> **Assignment**
Return the listing in full, word for word.

_ _ _ _ _

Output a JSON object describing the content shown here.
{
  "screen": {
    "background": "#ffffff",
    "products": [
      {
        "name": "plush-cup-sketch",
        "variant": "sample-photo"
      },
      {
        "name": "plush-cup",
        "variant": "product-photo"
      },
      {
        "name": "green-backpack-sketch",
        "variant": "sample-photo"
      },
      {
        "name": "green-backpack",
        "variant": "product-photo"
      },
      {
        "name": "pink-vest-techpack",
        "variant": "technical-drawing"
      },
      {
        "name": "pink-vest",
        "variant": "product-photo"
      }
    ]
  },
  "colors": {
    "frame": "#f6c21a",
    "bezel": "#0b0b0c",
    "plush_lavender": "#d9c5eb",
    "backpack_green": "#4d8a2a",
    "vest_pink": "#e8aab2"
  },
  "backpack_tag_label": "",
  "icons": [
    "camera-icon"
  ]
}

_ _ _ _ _

> **Result below**
Output a JSON object describing the content shown here.
{
  "screen": {
    "background": "#ffffff",
    "products": [
      {
        "name": "plush-cup-sketch",
        "variant": "sample-photo"
      },
      {
        "name": "plush-cup",
        "variant": "product-photo"
      },
      {
        "name": "green-backpack-sketch",
        "variant": "sample-photo"
      },
      {
        "name": "green-backpack",
        "variant": "product-photo"
      },
      {
        "name": "pink-vest-techpack",
        "variant": "technical-drawing"
      },
      {
        "name": "pink-vest",
        "variant": "product-photo"
      }
    ]
  },
  "colors": {
    "frame": "#f6c21a",
    "bezel": "#0b0b0c",
    "plush_lavender": "#d9c5eb",
    "backpack_green": "#4d8a2a",
    "vest_pink": "#e8aab2"
  },
  "backpack_tag_label": "",
  "icons": [
    "camera-icon"
  ]
}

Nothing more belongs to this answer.